Storage and Handling:
Proper storage and handling of butter are essential to preserve its quality and prevent spoilage. Butter should be stored in the refrigerator, preferably in a covered butter dish or wrapped in its original packaging, to protect it from absorbing odors or flavors from other foods. It can be stored in the refrigerator for up to a month or frozen for up to 6 months.
When using butter for cooking or baking, it is crucial to follow recipe instructions regarding temperature, as this can significantly impact the final result. For example, when making pie crust or biscuits, cold butter is necessary to create a flaky texture, while room temperature butter is often needed for creaming with sugar in cookie or cake recipes.
Alternatives and Substitutes:
While butter is a popular and versatile ingredient, there are several alternatives available for those who cannot or choose not to consume it due to dietary restrictions or health concerns.
- Margarine: Made from vegetable oils, margarine is a common substitute for butter in cooking and baking. However, it is important to note that margarine can vary in its fat and water content, which can affect the outcome of some recipes.
- Vegetable shortening: This is a solid fat made from hydrogenated vegetable oils and is often used in place of butter for baking. It has a higher melting point than butter, resulting in a different texture in some baked goods.
- Plant-based butter: These are vegan-friendly alternatives made from a blend of plant-based oils, water, and emulsifiers. They are designed to mimic the taste and texture of dairy butter and can be used in many recipes as a direct substitute.
- Coconut oil: Solid at room temperature, coconut oil can be used as a substitute for butter in some recipes, particularly in baking. However, it imparts a distinct coconut flavor that may not be suitable for all dishes.
- Olive oil: While it doesn’t have the same creamy texture as butter, olive oil can be used as a healthier alternative in some recipes, particularly for sautéing or roasting.

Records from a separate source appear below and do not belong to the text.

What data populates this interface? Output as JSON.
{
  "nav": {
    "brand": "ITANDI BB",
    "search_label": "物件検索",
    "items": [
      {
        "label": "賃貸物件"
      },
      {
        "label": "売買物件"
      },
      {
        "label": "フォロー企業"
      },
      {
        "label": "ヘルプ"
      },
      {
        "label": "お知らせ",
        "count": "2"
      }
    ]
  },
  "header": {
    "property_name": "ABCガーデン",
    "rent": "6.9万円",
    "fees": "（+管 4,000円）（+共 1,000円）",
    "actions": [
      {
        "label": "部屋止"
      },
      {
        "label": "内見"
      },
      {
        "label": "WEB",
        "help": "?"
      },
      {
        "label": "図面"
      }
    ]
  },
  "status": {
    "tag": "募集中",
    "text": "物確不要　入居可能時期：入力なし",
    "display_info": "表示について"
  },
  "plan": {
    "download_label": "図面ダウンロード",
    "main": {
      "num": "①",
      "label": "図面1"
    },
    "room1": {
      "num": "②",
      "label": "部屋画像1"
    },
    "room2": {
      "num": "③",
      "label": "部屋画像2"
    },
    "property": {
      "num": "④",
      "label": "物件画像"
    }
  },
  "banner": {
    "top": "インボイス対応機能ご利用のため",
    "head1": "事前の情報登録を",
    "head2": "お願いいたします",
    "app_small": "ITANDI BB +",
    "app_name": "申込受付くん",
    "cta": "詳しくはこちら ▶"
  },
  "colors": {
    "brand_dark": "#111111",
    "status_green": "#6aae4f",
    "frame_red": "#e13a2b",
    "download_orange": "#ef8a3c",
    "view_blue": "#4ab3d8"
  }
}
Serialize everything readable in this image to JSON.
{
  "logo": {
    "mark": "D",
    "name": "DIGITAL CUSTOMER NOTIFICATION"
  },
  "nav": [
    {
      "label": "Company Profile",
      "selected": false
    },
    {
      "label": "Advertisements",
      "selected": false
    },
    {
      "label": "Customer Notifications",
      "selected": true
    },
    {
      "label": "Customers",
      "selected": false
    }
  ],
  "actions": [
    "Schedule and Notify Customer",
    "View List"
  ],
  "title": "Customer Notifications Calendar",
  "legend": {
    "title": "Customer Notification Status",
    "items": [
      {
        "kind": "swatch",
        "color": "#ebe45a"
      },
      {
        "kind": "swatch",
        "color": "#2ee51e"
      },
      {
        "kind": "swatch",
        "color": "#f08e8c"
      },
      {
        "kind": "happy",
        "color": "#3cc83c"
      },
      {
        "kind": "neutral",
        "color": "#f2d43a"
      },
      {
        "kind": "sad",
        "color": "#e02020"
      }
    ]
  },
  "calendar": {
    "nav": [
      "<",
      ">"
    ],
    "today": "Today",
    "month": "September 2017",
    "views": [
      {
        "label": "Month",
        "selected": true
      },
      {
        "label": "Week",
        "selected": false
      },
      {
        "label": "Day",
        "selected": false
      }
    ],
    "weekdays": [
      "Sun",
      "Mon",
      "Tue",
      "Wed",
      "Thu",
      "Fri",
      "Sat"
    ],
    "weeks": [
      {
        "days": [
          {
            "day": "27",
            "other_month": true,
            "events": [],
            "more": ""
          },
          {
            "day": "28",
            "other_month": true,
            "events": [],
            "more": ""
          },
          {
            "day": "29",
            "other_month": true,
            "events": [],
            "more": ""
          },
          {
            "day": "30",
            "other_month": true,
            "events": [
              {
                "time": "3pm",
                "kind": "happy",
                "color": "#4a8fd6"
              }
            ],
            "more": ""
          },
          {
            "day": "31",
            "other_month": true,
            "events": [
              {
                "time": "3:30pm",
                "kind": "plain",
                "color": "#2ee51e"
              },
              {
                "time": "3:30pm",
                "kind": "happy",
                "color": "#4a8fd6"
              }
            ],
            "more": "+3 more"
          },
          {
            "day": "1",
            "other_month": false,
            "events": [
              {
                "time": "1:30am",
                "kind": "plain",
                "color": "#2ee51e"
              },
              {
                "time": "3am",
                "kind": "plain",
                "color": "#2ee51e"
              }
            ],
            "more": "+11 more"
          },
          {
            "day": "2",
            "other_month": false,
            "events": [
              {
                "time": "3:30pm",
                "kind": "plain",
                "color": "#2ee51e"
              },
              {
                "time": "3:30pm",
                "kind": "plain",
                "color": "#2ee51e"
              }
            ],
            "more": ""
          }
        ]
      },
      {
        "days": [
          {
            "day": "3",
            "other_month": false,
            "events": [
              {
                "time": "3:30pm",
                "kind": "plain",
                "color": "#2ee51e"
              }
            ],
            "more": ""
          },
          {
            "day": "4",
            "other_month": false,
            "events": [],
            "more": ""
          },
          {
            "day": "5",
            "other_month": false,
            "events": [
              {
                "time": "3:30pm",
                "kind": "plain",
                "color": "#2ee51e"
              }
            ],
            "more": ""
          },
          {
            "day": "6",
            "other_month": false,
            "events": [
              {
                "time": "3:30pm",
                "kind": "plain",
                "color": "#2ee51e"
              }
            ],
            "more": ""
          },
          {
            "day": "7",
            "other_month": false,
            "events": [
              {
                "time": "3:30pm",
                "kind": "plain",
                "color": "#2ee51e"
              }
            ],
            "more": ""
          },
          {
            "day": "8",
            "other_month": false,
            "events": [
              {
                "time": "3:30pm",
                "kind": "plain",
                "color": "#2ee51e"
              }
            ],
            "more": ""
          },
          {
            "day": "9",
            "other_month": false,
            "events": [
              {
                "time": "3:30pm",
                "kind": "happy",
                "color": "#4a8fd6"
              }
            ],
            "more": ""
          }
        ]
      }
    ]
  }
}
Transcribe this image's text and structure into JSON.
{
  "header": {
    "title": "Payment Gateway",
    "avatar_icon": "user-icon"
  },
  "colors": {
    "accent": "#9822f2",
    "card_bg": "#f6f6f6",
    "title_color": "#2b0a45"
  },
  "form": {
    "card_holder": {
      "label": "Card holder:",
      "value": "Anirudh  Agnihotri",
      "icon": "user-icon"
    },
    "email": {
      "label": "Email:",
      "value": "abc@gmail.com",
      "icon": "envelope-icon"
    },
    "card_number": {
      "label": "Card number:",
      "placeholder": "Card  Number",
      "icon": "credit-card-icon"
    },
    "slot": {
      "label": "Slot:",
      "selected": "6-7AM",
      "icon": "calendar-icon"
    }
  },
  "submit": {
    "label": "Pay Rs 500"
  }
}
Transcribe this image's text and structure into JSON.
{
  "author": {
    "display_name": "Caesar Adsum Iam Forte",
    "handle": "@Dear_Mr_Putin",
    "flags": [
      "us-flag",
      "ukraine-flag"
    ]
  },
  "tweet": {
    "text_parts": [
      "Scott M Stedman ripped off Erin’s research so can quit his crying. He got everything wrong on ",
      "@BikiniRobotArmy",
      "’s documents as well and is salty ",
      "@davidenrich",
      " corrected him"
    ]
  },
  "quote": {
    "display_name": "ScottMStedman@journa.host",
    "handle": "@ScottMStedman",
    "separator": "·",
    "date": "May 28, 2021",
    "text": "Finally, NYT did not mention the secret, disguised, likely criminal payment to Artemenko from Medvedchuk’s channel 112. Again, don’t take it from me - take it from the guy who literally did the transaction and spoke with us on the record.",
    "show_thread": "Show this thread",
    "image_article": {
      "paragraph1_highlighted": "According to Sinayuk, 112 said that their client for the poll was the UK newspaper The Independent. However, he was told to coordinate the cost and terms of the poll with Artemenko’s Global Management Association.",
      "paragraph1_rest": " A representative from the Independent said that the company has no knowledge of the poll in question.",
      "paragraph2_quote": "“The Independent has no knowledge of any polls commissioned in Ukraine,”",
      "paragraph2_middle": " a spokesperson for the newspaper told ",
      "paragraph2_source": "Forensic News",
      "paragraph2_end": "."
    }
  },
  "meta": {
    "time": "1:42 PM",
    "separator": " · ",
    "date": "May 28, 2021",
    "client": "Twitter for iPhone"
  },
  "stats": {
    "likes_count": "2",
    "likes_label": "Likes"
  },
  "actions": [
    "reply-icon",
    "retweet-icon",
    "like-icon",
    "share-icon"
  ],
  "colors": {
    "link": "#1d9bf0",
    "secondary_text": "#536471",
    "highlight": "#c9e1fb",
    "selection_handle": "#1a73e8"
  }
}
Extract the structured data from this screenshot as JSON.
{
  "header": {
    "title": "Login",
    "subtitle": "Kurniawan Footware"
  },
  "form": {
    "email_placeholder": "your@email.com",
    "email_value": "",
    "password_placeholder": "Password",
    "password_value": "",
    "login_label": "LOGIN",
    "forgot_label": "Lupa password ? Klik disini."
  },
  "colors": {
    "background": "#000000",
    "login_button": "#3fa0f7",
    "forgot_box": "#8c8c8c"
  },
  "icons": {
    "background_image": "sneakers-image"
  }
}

In conclusion, butter is a flavorful and versatile ingredient with a long culinary history. It has various applications in cooking and baking, contributing to the taste, texture, and appearance of dishes. Despite concerns about its high saturated fat content, butter can be part of a balanced diet when consumed in moderation. For those who cannot or choose not to consume butter, there are numerous alternatives available that cater to different dietary needs and preferences.
Finishing: A small pat of butter can be added to cooked dishes like risotto, pasta, or grilled vegetables, just before serving, to enhance their flavor and texture.